"Help me!"

“Help me!”

The vet is used to her, and her kind. He always has to call in one of the vet techs to hold Cricket in place while he takes her blood and gives her shots. God forbid they have to clip her nails or remove hair from her ears, but we didn’t have to deal with that trauma this time, so I won’t think about it.

When I asked the vet about Cricket’s anxiety issues, he recommended a trial of Prozac. I’ve been putting off asking for such a thing for years. I hoped training would help, or that Cricket would just grow out of it, or that Butterfly would help calm her down, but nothing has really worked.

I’ve gotten to the point where I’m less concerned about her behavior and more worried about how she feels. She doesn’t enjoy barking and being on guard all the time. She often looks grumpy and depressed, and worried. I’d love to be able to make a dent in that for her.

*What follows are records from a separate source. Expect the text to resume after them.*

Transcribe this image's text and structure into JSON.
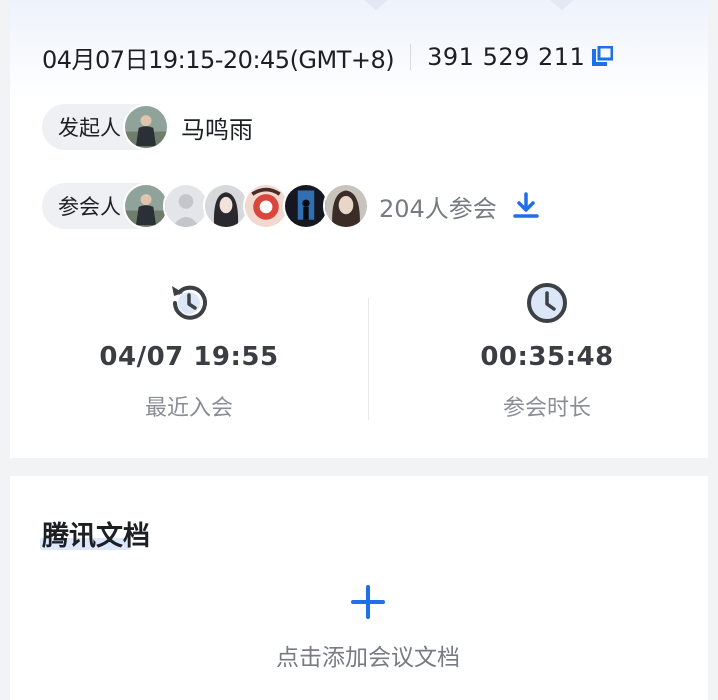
{
  "meeting": {
    "time_range": "04月07日19:15-20:45(GMT+8)",
    "meeting_id": "391 529 211"
  },
  "host": {
    "label": "发起人",
    "name": "马鸣雨"
  },
  "participants": {
    "label": "参会人",
    "count_text": "204人参会",
    "avatars": [
      "avatar-man-suit",
      "avatar-default-gray",
      "avatar-woman-dark-hair",
      "avatar-illustration-red",
      "avatar-dark-figure",
      "avatar-woman-long-hair"
    ]
  },
  "stats": {
    "last_join": {
      "value": "04/07 19:55",
      "label": "最近入会",
      "icon": "history-clock-icon"
    },
    "duration": {
      "value": "00:35:48",
      "label": "参会时长",
      "icon": "clock-icon"
    }
  },
  "docs": {
    "title": "腾讯文档",
    "add_label": "点击添加会议文档"
  },
  "colors": {
    "accent": "#1e6fe8",
    "text_primary": "#1c1f23",
    "text_secondary": "#777b82",
    "pill_bg": "#eef0f3"
  }
}
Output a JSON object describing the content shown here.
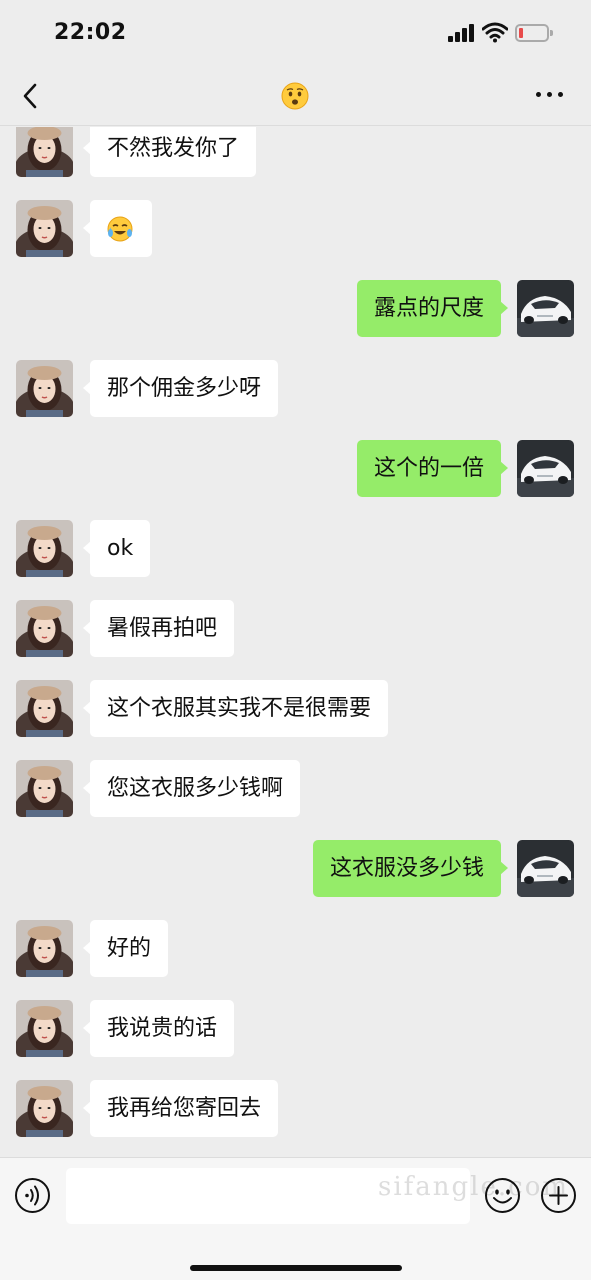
{
  "status_bar": {
    "time": "22:02"
  },
  "nav": {
    "title_emoji": "anxious-face-emoji"
  },
  "icons": {
    "back": "chevron-left-icon",
    "more": "more-dots-icon",
    "voice": "voice-icon",
    "emoji": "smiley-icon",
    "plus": "plus-icon"
  },
  "messages": [
    {
      "side": "in",
      "text": "不然我发你了"
    },
    {
      "side": "in",
      "text": "",
      "emoji": "crying-laughing-emoji"
    },
    {
      "side": "out",
      "text": "露点的尺度"
    },
    {
      "side": "in",
      "text": "那个佣金多少呀"
    },
    {
      "side": "out",
      "text": "这个的一倍"
    },
    {
      "side": "in",
      "text": "ok"
    },
    {
      "side": "in",
      "text": "暑假再拍吧"
    },
    {
      "side": "in",
      "text": "这个衣服其实我不是很需要"
    },
    {
      "side": "in",
      "text": "您这衣服多少钱啊"
    },
    {
      "side": "out",
      "text": "这衣服没多少钱"
    },
    {
      "side": "in",
      "text": "好的"
    },
    {
      "side": "in",
      "text": "我说贵的话"
    },
    {
      "side": "in",
      "text": "我再给您寄回去"
    }
  ],
  "input": {
    "value": "",
    "placeholder": ""
  },
  "watermark": "sifangle.com",
  "colors": {
    "background": "#ededed",
    "incoming_bubble": "#ffffff",
    "outgoing_bubble": "#95ec69",
    "battery_low": "#e84b4b"
  }
}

The vet said that, other than the crazy, Cricket is in wonderful health. All of the anxiety and barking certainly keeps her weight down.

When we got back home, Butterfly had to do a full sniffing investigation to find out where Cricket had been. There were a few odd smells, like the rubbing alcohol where the doctor took blood, and the faint smell of bird, but Butterfly was satisfied, both that Cricket was unharmed and that Butterfly had not missed out on anything good.

"Cricket has passed the smell test."

“Cricket has passed the smell test.”

Every morning now, Cricket takes her Prozac in a piece of sausage, and while she enjoys the sausage, I think what she likes most is that Butterfly doesn’t get a piece of her own. We’ve discovered that people food makes Butterfly pee in the house. Maybe if we could find a medication to stop the pee, Butterfly could have morning sausage treats too.

But Cricket would not like that.